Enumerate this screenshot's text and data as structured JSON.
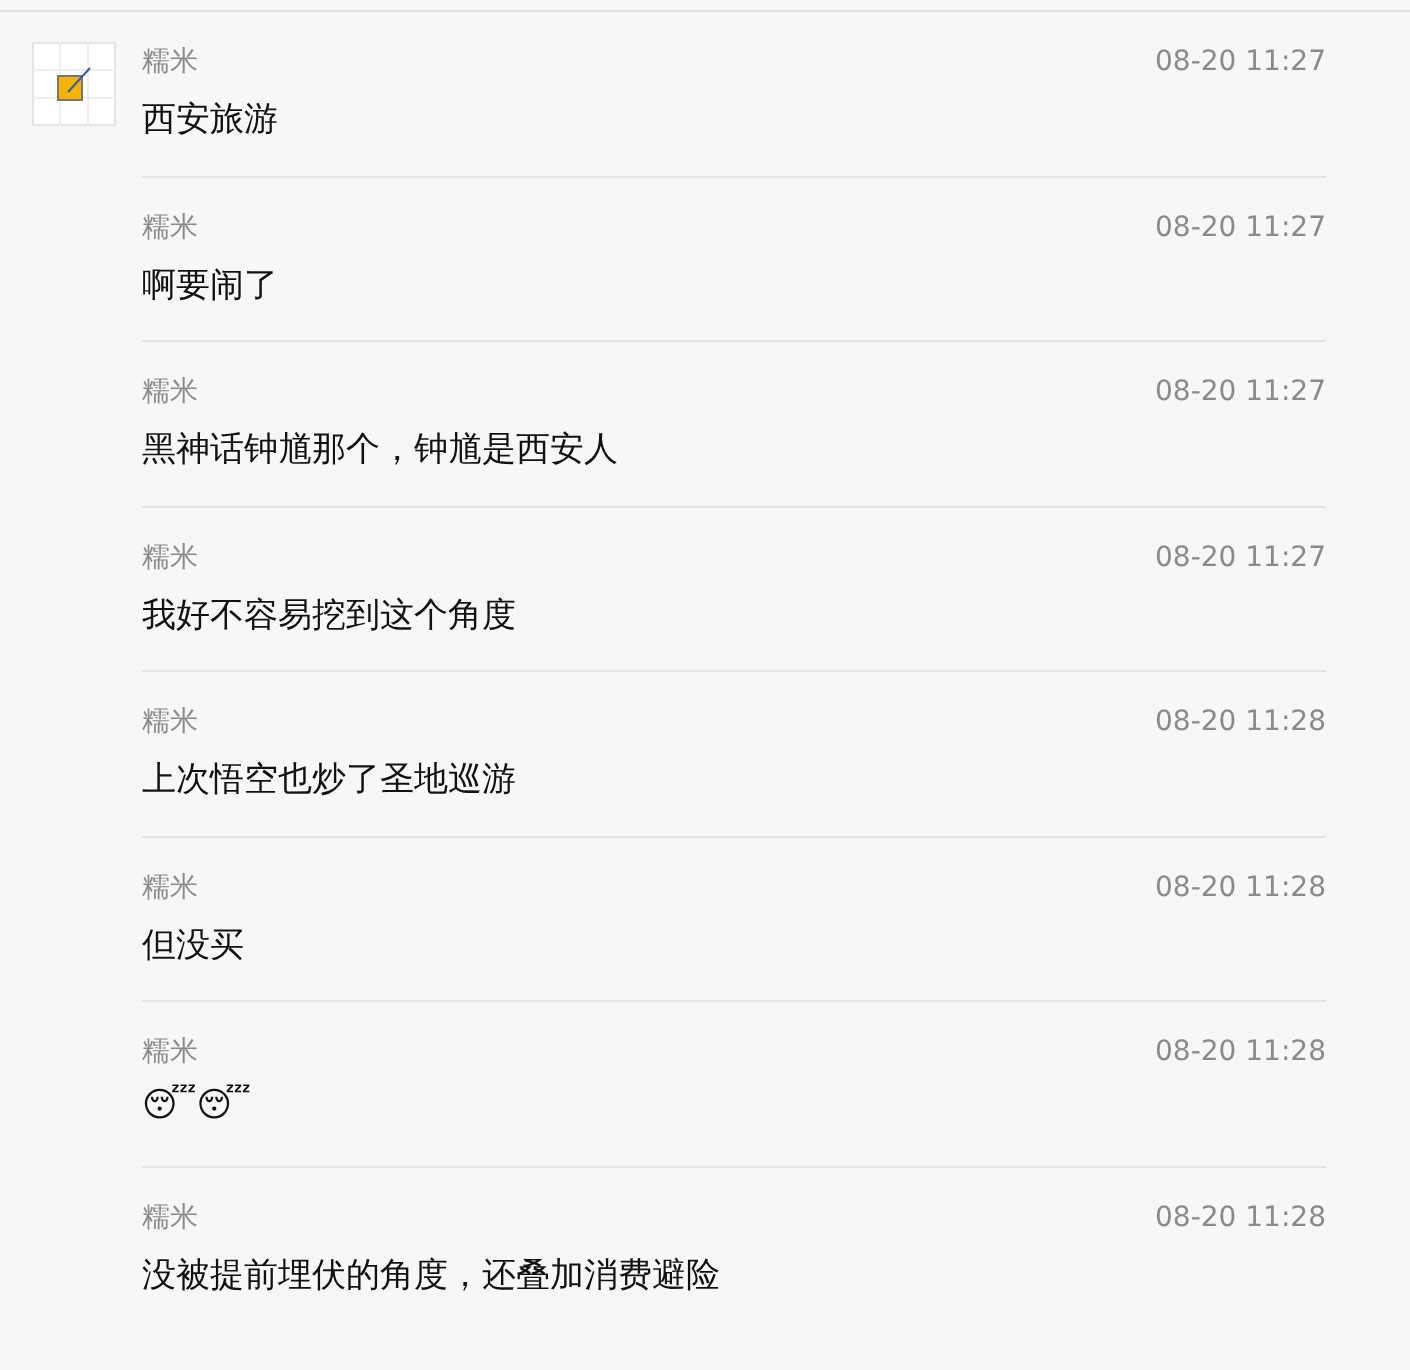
{
  "messages": [
    {
      "sender": "糯米",
      "time": "08-20 11:27",
      "text": "西安旅游",
      "show_avatar": true
    },
    {
      "sender": "糯米",
      "time": "08-20 11:27",
      "text": "啊要闹了",
      "show_avatar": false
    },
    {
      "sender": "糯米",
      "time": "08-20 11:27",
      "text": "黑神话钟馗那个，钟馗是西安人",
      "show_avatar": false
    },
    {
      "sender": "糯米",
      "time": "08-20 11:27",
      "text": "我好不容易挖到这个角度",
      "show_avatar": false
    },
    {
      "sender": "糯米",
      "time": "08-20 11:28",
      "text": "上次悟空也炒了圣地巡游",
      "show_avatar": false
    },
    {
      "sender": "糯米",
      "time": "08-20 11:28",
      "text": "但没买",
      "show_avatar": false
    },
    {
      "sender": "糯米",
      "time": "08-20 11:28",
      "text": "😴😴",
      "show_avatar": false
    },
    {
      "sender": "糯米",
      "time": "08-20 11:28",
      "text": "没被提前埋伏的角度，还叠加消费避险",
      "show_avatar": false
    }
  ]
}
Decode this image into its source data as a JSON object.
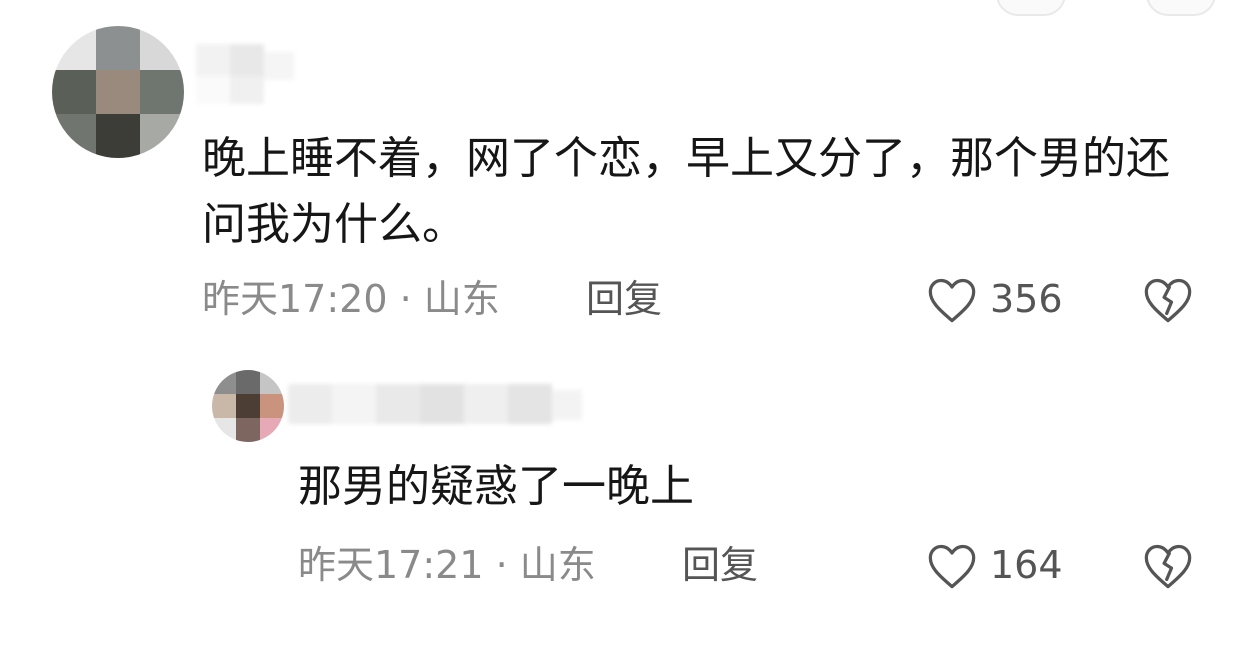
{
  "comments": [
    {
      "text": "晚上睡不着，网了个恋，早上又分了，那个男的还问我为什么。",
      "time": "昨天17:20 · 山东",
      "reply_label": "回复",
      "likes": "356",
      "avatar_icon": "pixelated-avatar",
      "like_icon": "heart-outline-icon",
      "dislike_icon": "broken-heart-icon"
    },
    {
      "text": "那男的疑惑了一晚上",
      "time": "昨天17:21 · 山东",
      "reply_label": "回复",
      "likes": "164",
      "avatar_icon": "pixelated-avatar",
      "like_icon": "heart-outline-icon",
      "dislike_icon": "broken-heart-icon"
    }
  ],
  "colors": {
    "text": "#161616",
    "meta": "#8a8a8a",
    "action": "#555555"
  }
}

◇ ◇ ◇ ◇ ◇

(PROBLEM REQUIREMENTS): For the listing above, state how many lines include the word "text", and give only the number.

(SOLUTION): 12